[Start of Attachment]
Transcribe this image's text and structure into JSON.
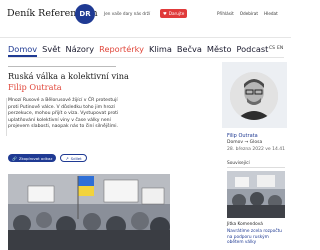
{
  "header": {
    "brand": "Deník Referendum",
    "logo_text": "DR",
    "promo": "Jen vaše dary nás drží",
    "donate_label": "Darujte",
    "links": [
      "Přihlásit",
      "Odebírat",
      "Hledat"
    ]
  },
  "nav": {
    "items": [
      "Domov",
      "Svět",
      "Názory",
      "Reportérky",
      "Klima",
      "Bečva",
      "Město",
      "Podcast"
    ],
    "lang_cs": "CS",
    "lang_en": "EN"
  },
  "article": {
    "title": "Ruská válka a kolektivní vina",
    "author": "Filip Outrata",
    "perex": "Mnozí Rusové a Bělorusové žijící v ČR protestují proti Putinově válce. V důsledku toho jim hrozí perzekuce, mohou přijít o víza. Vystupovat proti uplatňování kolektivní viny v čase války není projevem slabosti, naopak nás to činí silnějšími.",
    "chips": [
      "Zkopírovat odkaz",
      "Sdílet"
    ]
  },
  "sidebar": {
    "author": "Filip Outrata",
    "category": "Domov → Glosa",
    "date": "28. března 2022 ve 14.41",
    "related_heading": "Související",
    "card_author": "Jitka Komendová",
    "card_text": "Navrátíme zcela rozpočtu na podporu ruským obětem války"
  },
  "colors": {
    "brand_blue": "#1f3a93",
    "accent_red": "#e0463a"
  }
}
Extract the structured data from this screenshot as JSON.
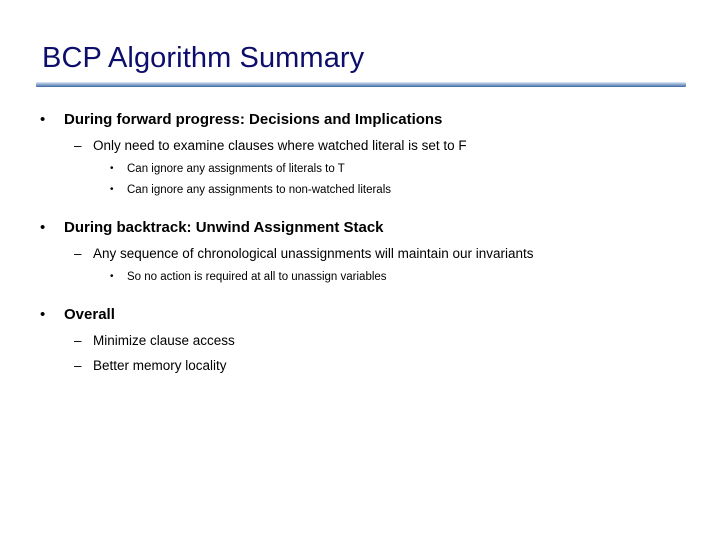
{
  "slide": {
    "title": "BCP Algorithm Summary",
    "title_color": "#0d0d6b",
    "rule_color": "#5b7fb4",
    "background_color": "#ffffff",
    "bullet_glyphs": {
      "level1": "•",
      "level2": "–",
      "level3": "•"
    },
    "sections": [
      {
        "heading": "During forward progress: Decisions and Implications",
        "sub": [
          {
            "text": "Only need to examine clauses where watched literal is set to F",
            "sub": [
              "Can ignore any assignments of literals to T",
              "Can ignore any assignments to non-watched literals"
            ]
          }
        ]
      },
      {
        "heading": "During backtrack: Unwind Assignment Stack",
        "sub": [
          {
            "text": "Any sequence of chronological unassignments will maintain our invariants",
            "sub": [
              "So no action is required at all to unassign variables"
            ]
          }
        ]
      },
      {
        "heading": "Overall",
        "sub": [
          {
            "text": "Minimize clause access",
            "sub": []
          },
          {
            "text": "Better memory locality",
            "sub": []
          }
        ]
      }
    ]
  }
}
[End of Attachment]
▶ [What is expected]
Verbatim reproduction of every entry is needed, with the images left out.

▶ [Your response]
Transcribe this image's text and structure into JSON.
{
  "header": {
    "brand": "Deník Referendum",
    "logo_text": "DR",
    "promo": "Jen vaše dary nás drží",
    "donate_label": "Darujte",
    "links": [
      "Přihlásit",
      "Odebírat",
      "Hledat"
    ]
  },
  "nav": {
    "items": [
      "Domov",
      "Svět",
      "Názory",
      "Reportérky",
      "Klima",
      "Bečva",
      "Město",
      "Podcast"
    ],
    "lang_cs": "CS",
    "lang_en": "EN"
  },
  "article": {
    "title": "Ruská válka a kolektivní vina",
    "author": "Filip Outrata",
    "perex": "Mnozí Rusové a Bělorusové žijící v ČR protestují proti Putinově válce. V důsledku toho jim hrozí perzekuce, mohou přijít o víza. Vystupovat proti uplatňování kolektivní viny v čase války není projevem slabosti, naopak nás to činí silnějšími.",
    "chips": [
      "Zkopírovat odkaz",
      "Sdílet"
    ]
  },
  "sidebar": {
    "author": "Filip Outrata",
    "category": "Domov → Glosa",
    "date": "28. března 2022 ve 14.41",
    "related_heading": "Související",
    "card_author": "Jitka Komendová",
    "card_text": "Navrátíme zcela rozpočtu na podporu ruským obětem války"
  },
  "colors": {
    "brand_blue": "#1f3a93",
    "accent_red": "#e0463a"
  }
}
Extract the structured data from this screenshot as JSON.
{
  "slide": {
    "title": "BCP Algorithm Summary",
    "title_color": "#0d0d6b",
    "rule_color": "#5b7fb4",
    "background_color": "#ffffff",
    "bullet_glyphs": {
      "level1": "•",
      "level2": "–",
      "level3": "•"
    },
    "sections": [
      {
        "heading": "During forward progress: Decisions and Implications",
        "sub": [
          {
            "text": "Only need to examine clauses where watched literal is set to F",
            "sub": [
              "Can ignore any assignments of literals to T",
              "Can ignore any assignments to non-watched literals"
            ]
          }
        ]
      },
      {
        "heading": "During backtrack: Unwind Assignment Stack",
        "sub": [
          {
            "text": "Any sequence of chronological unassignments will maintain our invariants",
            "sub": [
              "So no action is required at all to unassign variables"
            ]
          }
        ]
      },
      {
        "heading": "Overall",
        "sub": [
          {
            "text": "Minimize clause access",
            "sub": []
          },
          {
            "text": "Better memory locality",
            "sub": []
          }
        ]
      }
    ]
  }
}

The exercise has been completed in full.